Joining the Reality-Based Community
Or How I Learned to Stop Loving the Bombs and Start Worrying
By Jeremiah Goulka
I used to be a serious Republican, moderate and business-oriented, who planned for a public-service career in Republican politics. But I am a Republican no longer.
There's an old joke we Republicans used to tell that goes something like this: "If you're young and not a Democrat, you're heartless. If you grow up and you're not a Republican, you're stupid." These days, my old friends and associates no doubt consider me the butt of that joke. But I look on my "stupidity" somewhat differently. After all, my real education only began when I was 30 years old.
This is the story of how in New Orleans after Hurricane Katrina and later in Iraq, I discovered that what I believed to be the full spectrum of reality was just a small slice of it and how that discovery knocked down my Republican worldview.
I always imagined that I was full of heart, but it turned out that I was oblivious.

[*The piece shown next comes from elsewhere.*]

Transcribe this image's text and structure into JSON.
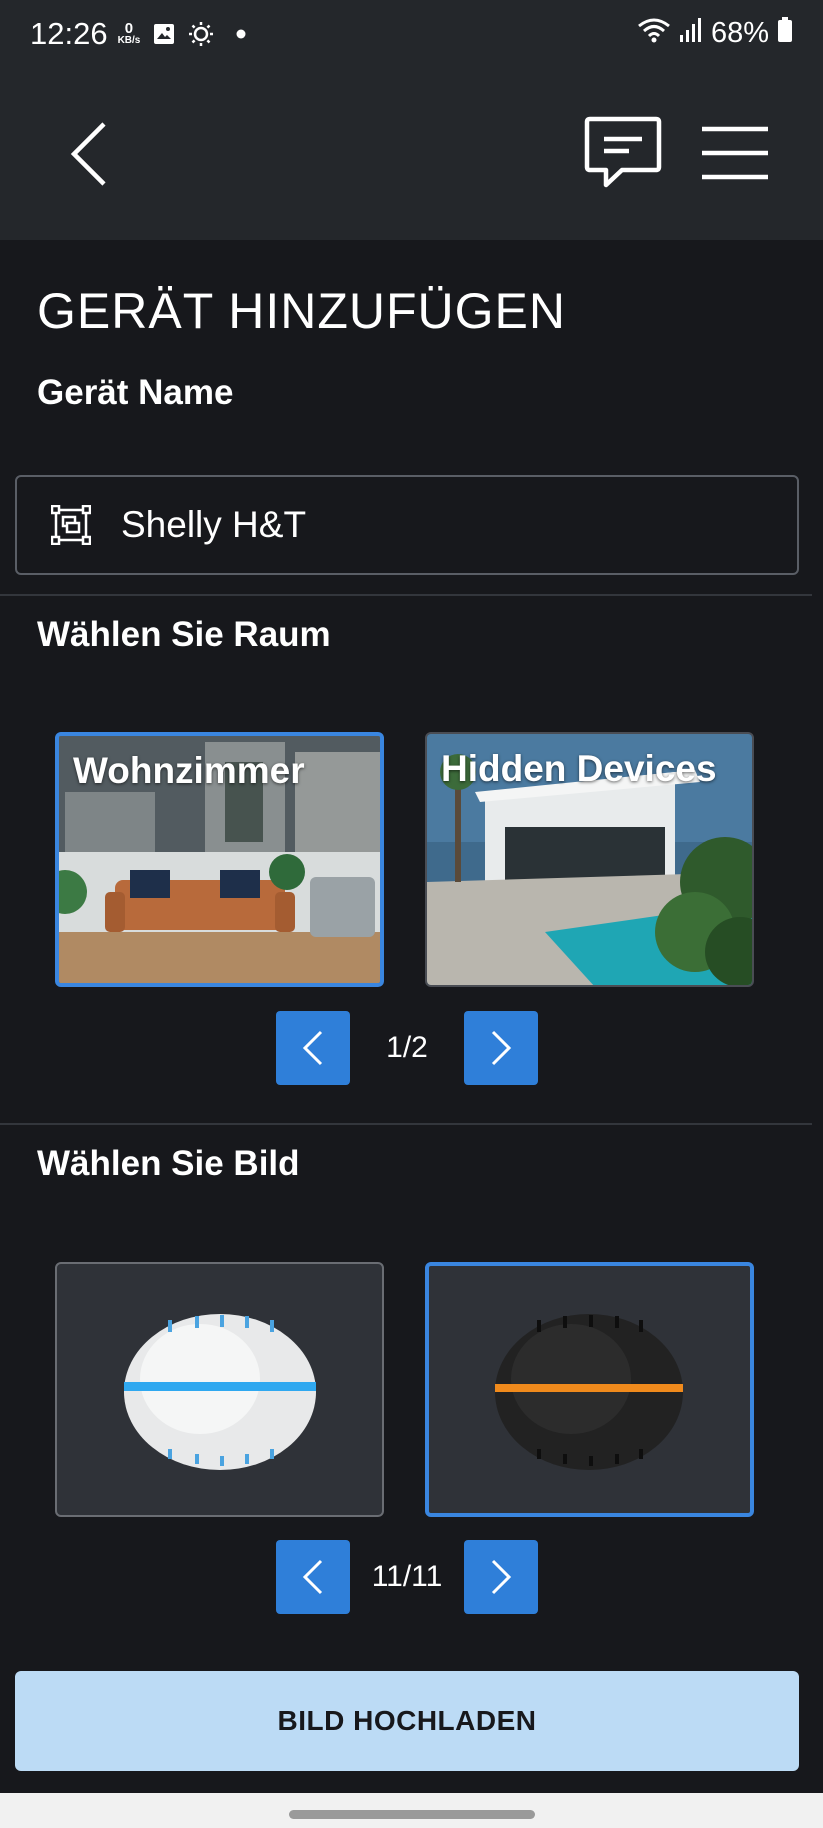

Like so many Republicans, I had assumed that society's "losers" had somehow earned their desserts. As I came to recognize that poverty is not earned or chosen or deserved, and that our use of force is far less precise than I had believed, I realized with a shock that I had effectively viewed whole swaths of the country and the world as second-class people.
No longer oblivious, I couldn't remain in today's Republican Party, not unless I embraced an individualism that was even more heartless than the one I had previously accepted. The more I learned about reality, the more I started to care about people as people, and my values shifted. Had I always known what I know today, it would have been clear that there hasn't been a place for me in the Republican Party since the Free Soil days of Abe Lincoln.

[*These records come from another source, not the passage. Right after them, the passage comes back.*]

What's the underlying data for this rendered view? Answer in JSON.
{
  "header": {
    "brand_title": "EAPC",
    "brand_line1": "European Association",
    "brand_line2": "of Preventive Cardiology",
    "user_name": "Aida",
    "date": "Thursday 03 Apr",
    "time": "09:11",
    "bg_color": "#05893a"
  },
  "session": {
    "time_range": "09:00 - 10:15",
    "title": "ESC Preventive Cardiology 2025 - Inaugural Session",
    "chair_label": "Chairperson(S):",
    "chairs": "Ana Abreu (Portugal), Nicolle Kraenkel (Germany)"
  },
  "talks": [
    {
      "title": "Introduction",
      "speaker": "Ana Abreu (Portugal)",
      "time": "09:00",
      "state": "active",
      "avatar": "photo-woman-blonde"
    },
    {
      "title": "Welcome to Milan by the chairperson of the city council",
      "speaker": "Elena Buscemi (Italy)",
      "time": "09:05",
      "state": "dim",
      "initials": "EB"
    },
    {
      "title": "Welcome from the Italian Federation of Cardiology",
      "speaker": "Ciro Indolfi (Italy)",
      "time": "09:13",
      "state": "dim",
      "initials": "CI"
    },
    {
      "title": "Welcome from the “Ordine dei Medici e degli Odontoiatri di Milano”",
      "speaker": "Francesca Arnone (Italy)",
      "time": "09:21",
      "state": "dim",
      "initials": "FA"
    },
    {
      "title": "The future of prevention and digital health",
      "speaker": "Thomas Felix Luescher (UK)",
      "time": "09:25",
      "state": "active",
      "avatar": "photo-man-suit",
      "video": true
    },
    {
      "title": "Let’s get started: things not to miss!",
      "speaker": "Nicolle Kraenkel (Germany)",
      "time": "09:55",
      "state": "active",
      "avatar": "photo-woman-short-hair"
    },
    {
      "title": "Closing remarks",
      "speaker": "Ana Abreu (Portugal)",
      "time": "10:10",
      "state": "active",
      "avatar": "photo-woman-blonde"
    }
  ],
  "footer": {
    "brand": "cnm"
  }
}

Where I Came From
I grew up in a rich, white suburb north of Chicago populated by moderate, business-oriented Republicans. Once upon a time, we would have been called Rockefeller Republicans. Today we would be called liberal Republicans or slurred by the Right as "Republicans In Name Only" (RINOs).
We believed in competition and the free market, in bootstraps and personal responsibility, in equality of opportunity, not outcomes. We were financial conservatives who wanted less government. We believed in noblesse oblige, for we saw ourselves as part of a natural aristocracy, even if we hadn't been born into it. We sided with management over labor and saw unions as a scourge. We hated racism and loved Dr. Martin Luther King, Jr., particularly his dream that his children would "live in a nation where they will not be judged by the color of their skin but by the content of their character." We worried about the rise of the Religious Right and its social-conservative litmus tests. We were tough on crime, tough on national enemies. We believed in business, full stop.

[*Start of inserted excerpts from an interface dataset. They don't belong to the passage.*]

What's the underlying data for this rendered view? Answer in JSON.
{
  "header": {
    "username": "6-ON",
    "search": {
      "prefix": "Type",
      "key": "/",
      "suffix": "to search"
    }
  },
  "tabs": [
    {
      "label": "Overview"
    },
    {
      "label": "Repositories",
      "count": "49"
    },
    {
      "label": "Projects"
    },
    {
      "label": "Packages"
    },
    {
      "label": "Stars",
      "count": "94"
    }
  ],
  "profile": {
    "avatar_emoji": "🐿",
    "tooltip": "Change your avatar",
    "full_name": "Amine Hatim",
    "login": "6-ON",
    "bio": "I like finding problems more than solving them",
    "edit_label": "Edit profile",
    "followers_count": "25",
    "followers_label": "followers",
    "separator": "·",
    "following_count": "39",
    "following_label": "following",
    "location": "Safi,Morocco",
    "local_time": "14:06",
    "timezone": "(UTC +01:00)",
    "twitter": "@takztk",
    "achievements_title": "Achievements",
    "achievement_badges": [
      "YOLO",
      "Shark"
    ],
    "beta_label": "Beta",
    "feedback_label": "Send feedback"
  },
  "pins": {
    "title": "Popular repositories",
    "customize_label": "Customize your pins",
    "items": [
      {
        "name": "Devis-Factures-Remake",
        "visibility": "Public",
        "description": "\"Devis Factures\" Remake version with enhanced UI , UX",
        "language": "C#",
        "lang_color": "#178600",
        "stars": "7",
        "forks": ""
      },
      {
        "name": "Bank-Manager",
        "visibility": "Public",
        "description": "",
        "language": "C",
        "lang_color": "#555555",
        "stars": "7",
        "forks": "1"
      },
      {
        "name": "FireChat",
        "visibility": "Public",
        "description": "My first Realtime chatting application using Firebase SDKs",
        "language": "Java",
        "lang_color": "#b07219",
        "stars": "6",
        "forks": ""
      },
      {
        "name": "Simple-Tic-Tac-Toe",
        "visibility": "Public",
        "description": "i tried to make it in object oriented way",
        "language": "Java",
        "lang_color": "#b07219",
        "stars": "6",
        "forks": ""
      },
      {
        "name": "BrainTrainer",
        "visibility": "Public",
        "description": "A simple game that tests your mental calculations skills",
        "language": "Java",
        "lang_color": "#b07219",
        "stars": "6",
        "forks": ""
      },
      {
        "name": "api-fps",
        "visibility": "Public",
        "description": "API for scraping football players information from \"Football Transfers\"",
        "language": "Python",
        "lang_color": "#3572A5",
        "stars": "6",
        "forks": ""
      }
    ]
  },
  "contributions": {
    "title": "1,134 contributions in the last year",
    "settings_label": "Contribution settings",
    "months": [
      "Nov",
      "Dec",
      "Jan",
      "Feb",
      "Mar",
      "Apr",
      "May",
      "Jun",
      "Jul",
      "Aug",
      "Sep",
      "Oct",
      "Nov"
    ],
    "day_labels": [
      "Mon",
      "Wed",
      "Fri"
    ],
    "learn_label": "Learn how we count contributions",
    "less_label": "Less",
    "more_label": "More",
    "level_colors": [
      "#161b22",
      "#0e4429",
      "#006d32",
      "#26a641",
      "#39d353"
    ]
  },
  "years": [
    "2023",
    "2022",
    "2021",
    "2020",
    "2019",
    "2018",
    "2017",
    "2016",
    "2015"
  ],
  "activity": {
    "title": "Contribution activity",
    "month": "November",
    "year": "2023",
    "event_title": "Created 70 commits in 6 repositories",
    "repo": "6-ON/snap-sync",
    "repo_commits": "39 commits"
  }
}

I intended to run for office on just such a platform someday. In the meantime, I founded the Republican club at my high school, knocked on doors and collected signatures with my father, volunteered on campaigns, socialized at fundraisers, and interned for Senator John McCain and Congressman Denny Hastert when he was House Majority Whip Tom DeLay's chief deputy.
We went to mainstream colleges -- the more elite the better -- but lamented their domination by liberal professors, and I did my best to tune out their liberal views. I joined the Republican clubs and the Federalist Society, and I read the Wall Street Journal and the Economist rather the New York Times. George Will was a voice in the wilderness, Rush Limbaugh an occasional (sometimes guilty) pleasure.